The outdoor gear designer, Patagonia is working alongside the Outing Club to sponsor a “Trashion Show” on March 23, as part of the Worn Wear tour, an event sponsored by Patagonia focused on promoting sustainability.
It will feature student-made outfits damaged Patagonia clothing, the majority created for a class projects in “Perspectives on Making.”
The program is aimed at recycling garments that are beyond repair, according to Patagaonia’s website.
The show is the perfect chance to explore the course’s goal of investigating the interface between ideas and materials, said Cameron Davis, senior lecturer in the art history department.
The theme of political ecology, acknowledges the field of ecology’s intersection with social, environmental and economic justice, Davis said.
The topic allowed students creative freedom, he said.
“I was hoping the students would have a wide range of possible ideas to engage with,” Davis said, noting that they explored topics such as racism, climate change and gender.
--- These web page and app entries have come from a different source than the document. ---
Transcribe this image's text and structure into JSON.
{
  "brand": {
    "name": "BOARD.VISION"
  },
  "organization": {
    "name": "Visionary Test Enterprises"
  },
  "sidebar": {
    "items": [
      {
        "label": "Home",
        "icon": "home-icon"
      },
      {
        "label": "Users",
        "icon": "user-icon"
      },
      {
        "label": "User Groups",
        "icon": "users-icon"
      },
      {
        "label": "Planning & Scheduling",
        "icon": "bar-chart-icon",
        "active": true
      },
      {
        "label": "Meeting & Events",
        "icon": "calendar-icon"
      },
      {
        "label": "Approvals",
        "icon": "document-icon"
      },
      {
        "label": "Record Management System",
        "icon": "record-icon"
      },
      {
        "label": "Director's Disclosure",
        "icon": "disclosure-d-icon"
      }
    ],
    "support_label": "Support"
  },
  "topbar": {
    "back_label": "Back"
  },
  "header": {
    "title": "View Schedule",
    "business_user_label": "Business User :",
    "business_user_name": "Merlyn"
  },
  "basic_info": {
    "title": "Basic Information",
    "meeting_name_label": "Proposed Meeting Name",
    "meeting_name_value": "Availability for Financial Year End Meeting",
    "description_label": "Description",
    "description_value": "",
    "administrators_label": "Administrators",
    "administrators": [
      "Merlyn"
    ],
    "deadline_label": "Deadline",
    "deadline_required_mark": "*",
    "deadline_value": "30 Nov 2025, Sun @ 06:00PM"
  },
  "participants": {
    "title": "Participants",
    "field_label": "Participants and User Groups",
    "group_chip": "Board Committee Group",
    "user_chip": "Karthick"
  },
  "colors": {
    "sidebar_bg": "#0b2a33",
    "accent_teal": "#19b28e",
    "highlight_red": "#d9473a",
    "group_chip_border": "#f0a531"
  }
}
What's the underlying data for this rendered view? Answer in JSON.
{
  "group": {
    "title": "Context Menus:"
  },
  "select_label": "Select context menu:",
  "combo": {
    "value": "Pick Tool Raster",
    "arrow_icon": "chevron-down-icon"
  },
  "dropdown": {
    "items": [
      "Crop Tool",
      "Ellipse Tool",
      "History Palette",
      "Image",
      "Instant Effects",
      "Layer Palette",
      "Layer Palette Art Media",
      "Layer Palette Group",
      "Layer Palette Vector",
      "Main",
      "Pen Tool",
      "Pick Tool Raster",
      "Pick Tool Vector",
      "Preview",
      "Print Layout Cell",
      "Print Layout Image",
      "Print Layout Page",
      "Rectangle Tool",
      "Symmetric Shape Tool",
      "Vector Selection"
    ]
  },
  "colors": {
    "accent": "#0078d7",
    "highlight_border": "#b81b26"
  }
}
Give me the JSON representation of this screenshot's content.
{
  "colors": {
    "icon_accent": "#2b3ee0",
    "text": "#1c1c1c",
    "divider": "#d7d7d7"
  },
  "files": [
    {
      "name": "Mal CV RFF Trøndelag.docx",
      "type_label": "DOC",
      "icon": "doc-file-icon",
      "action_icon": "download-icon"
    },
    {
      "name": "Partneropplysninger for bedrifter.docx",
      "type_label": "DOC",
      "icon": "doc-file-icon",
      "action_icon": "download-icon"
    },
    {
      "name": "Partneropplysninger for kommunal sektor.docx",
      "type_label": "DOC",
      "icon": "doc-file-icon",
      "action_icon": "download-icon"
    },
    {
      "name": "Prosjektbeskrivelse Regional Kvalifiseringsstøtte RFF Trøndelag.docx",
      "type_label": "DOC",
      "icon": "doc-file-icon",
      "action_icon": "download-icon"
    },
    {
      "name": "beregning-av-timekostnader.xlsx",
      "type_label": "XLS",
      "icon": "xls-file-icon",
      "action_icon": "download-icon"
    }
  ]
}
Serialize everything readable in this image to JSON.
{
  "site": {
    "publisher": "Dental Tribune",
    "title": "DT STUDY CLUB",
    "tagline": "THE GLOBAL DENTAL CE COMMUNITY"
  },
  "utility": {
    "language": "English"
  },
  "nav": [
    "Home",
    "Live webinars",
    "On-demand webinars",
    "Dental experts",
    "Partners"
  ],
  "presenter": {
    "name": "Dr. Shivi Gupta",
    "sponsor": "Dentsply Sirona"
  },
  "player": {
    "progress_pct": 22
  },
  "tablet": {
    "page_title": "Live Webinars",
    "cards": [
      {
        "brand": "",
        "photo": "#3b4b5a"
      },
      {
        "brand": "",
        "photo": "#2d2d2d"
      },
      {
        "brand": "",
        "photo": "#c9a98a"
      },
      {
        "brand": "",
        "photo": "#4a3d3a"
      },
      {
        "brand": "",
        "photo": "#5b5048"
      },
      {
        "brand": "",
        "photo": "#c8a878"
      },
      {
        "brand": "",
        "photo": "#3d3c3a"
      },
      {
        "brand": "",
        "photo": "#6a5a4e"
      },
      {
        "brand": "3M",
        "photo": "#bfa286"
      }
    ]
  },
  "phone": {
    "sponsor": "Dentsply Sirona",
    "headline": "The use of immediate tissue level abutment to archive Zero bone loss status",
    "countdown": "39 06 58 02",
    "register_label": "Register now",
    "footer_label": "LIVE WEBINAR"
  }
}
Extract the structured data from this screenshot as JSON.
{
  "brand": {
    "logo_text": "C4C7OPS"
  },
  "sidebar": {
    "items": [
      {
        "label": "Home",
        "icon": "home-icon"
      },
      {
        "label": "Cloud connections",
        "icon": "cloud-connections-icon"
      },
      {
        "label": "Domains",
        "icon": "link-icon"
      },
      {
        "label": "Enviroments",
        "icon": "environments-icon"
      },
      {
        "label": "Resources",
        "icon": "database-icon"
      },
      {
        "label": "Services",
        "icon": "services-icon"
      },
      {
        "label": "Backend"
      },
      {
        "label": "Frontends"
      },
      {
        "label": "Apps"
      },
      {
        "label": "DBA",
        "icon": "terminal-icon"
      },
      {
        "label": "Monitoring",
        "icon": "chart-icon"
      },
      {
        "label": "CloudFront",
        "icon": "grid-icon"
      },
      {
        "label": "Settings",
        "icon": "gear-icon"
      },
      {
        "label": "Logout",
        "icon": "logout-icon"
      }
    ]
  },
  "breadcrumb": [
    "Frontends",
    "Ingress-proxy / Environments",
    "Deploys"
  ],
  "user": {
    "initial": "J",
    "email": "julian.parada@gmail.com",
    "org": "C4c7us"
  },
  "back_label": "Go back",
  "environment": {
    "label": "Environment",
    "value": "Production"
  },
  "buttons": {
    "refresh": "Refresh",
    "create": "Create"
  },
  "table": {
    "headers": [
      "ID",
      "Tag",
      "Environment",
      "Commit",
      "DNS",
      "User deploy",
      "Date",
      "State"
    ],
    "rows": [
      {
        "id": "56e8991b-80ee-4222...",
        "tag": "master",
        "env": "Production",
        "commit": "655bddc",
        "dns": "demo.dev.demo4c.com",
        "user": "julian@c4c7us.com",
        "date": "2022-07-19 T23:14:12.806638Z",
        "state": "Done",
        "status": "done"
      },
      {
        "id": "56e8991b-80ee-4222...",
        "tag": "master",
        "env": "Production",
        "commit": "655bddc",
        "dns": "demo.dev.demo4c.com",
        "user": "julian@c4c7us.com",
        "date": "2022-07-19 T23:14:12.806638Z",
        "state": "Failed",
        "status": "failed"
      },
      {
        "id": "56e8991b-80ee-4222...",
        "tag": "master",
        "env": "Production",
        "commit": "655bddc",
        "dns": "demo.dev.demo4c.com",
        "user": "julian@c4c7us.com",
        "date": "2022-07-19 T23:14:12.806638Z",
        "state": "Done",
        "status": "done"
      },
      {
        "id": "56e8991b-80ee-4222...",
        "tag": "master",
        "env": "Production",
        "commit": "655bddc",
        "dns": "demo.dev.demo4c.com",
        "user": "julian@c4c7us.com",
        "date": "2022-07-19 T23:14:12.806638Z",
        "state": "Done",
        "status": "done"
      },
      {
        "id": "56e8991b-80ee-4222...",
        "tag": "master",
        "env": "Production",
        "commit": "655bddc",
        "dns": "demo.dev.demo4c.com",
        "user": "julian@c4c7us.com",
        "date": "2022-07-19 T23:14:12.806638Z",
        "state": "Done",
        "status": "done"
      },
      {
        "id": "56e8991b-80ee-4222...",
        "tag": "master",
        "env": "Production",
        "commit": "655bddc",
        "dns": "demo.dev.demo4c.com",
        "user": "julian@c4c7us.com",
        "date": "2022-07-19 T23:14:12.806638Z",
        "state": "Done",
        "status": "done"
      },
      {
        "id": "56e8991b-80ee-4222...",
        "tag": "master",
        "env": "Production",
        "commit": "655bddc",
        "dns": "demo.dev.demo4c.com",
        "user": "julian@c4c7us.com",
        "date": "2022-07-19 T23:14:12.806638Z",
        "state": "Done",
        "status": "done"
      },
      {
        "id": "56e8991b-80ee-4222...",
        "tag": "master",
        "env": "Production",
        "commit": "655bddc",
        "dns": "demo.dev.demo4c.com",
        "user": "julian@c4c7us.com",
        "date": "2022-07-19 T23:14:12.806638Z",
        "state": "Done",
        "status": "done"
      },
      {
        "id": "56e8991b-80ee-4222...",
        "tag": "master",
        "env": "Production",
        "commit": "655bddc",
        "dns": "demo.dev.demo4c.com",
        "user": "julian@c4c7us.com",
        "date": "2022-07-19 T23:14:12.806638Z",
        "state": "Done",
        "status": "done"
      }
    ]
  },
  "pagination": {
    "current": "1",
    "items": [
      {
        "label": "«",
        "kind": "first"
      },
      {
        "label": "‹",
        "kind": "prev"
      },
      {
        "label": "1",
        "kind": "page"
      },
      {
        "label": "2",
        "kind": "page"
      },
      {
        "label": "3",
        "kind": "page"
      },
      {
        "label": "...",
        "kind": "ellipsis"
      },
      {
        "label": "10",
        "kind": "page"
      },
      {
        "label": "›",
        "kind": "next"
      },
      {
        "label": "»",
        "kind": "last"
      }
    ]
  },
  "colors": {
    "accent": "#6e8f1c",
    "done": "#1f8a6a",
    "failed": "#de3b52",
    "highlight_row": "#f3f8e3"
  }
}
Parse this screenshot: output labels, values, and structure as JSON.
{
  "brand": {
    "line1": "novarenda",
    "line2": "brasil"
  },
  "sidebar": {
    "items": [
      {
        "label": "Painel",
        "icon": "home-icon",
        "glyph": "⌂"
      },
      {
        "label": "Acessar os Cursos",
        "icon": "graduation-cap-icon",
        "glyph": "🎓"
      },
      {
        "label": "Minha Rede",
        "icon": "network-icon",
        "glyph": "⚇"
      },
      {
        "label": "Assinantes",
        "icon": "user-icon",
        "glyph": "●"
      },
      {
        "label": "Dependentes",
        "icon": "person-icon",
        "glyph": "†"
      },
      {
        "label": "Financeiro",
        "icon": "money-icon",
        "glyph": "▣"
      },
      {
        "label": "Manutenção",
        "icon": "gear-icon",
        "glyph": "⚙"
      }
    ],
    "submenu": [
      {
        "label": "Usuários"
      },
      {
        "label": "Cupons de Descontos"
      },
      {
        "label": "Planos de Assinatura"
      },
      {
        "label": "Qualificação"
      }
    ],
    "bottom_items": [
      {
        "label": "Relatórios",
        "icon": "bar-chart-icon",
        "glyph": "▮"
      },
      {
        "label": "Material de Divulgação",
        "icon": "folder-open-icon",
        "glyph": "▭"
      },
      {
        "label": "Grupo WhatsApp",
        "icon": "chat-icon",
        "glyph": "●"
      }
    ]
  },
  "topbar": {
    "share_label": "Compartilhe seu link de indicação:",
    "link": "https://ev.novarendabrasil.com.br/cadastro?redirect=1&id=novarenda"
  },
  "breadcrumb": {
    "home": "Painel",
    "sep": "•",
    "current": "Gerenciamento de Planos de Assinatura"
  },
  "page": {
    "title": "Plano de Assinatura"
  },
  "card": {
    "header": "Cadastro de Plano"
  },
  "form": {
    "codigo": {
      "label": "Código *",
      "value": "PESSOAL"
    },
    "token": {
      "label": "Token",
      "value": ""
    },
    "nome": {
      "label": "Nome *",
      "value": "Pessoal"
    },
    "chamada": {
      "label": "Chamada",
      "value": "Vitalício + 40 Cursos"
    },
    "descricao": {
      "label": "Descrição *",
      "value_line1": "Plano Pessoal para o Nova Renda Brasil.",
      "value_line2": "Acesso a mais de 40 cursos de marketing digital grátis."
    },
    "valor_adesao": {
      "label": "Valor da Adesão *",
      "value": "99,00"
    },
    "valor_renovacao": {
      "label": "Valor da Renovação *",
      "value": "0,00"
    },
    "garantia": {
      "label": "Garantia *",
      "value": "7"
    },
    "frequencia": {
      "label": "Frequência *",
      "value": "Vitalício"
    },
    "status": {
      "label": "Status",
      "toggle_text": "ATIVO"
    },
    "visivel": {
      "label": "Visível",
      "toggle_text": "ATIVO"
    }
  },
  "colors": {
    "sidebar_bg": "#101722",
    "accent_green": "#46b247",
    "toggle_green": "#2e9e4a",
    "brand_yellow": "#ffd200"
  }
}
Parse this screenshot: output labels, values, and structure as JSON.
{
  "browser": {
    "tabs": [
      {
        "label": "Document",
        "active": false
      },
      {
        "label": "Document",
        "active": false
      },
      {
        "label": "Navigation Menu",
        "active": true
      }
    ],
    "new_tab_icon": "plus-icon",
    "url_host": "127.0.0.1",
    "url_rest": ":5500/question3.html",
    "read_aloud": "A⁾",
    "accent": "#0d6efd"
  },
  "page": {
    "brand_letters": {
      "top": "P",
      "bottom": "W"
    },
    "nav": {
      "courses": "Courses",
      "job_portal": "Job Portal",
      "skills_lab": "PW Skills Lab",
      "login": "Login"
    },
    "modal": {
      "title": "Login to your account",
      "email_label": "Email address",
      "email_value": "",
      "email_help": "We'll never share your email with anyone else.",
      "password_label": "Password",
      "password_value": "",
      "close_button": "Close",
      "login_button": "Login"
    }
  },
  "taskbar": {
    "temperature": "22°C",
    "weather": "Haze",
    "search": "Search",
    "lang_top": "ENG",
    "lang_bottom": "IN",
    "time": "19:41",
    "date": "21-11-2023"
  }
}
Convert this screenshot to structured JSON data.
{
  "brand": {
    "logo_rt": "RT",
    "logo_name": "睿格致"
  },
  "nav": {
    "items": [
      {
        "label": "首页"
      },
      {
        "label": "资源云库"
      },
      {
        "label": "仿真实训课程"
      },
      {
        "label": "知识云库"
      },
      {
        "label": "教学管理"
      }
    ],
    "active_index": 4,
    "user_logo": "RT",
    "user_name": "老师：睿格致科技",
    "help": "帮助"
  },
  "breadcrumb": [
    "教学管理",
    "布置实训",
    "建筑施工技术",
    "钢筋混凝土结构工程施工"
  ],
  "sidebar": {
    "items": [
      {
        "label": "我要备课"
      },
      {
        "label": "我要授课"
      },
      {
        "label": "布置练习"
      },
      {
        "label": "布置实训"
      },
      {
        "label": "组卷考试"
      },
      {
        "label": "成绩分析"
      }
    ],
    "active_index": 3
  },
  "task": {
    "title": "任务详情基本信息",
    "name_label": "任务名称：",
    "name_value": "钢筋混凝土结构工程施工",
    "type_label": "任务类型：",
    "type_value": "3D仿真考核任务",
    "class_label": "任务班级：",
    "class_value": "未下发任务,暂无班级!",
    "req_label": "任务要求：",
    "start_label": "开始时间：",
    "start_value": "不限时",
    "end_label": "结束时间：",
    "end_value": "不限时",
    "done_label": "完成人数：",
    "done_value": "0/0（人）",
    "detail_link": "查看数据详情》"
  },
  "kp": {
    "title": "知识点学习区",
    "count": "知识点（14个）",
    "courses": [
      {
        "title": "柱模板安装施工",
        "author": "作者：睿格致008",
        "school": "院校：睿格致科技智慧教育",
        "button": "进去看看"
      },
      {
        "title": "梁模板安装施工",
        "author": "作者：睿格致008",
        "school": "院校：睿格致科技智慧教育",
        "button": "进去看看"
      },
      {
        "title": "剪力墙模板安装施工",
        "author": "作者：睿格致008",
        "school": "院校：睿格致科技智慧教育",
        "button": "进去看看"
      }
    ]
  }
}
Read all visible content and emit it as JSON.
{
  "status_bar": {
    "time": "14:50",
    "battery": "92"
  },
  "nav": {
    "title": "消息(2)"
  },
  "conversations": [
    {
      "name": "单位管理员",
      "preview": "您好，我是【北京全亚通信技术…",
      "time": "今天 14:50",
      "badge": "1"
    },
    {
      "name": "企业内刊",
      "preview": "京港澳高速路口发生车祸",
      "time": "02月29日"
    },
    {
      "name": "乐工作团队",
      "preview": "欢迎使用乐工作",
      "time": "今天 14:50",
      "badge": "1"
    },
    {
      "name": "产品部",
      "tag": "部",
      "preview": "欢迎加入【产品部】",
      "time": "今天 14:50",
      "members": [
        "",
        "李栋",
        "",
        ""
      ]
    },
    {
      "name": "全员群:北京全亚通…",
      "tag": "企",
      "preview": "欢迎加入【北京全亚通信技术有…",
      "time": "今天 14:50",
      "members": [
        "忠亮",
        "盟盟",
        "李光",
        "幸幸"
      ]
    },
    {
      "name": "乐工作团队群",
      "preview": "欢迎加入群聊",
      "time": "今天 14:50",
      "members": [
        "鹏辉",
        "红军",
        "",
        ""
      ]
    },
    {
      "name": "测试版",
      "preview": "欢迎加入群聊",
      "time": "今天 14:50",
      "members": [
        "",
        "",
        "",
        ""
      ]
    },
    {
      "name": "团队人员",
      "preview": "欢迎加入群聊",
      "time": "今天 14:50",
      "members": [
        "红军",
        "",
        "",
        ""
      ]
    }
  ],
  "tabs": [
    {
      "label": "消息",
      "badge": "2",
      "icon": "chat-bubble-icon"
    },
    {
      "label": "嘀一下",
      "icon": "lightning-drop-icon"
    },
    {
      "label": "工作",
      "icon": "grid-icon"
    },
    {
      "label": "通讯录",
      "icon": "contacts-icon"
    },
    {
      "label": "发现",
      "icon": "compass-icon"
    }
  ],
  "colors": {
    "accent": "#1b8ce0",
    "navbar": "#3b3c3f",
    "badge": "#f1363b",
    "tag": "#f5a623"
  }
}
Sophomore Summer Klotzbach repurposed a ripped black jacket for the show.
The first step was to repair the jacket, she said, then created a pattern based on the suburb from the show “Weeds.”
“I like the idea of having a ubiquitous neighborhood to represent overpopulation,” Klotzbach said.
She was inspired by her work with living systems as a geology major, Klotzbach said, her background is part of the diversity of the show that she thinks makes it worthwhile, she said.
“There are so many different topics,” she said. “There’s one for everyone.”
Senior Camila Auvray’s project is another example of this variety.
Auvray’s cheeseburger-based pattern reflects consumption, featuring a children’s jacket.
“The next generations are the ones that will suffer from our choices,” she said.
Auvary said art like this is important to UVM, and that she wants to see more outlets for it in the future.
“It not only helps express what we feel,” she said. “It helps us understand our world and enables us to critique ourselves.”
The show will be held from 1–2 p.m. March 23 in the Davis Center Atrium.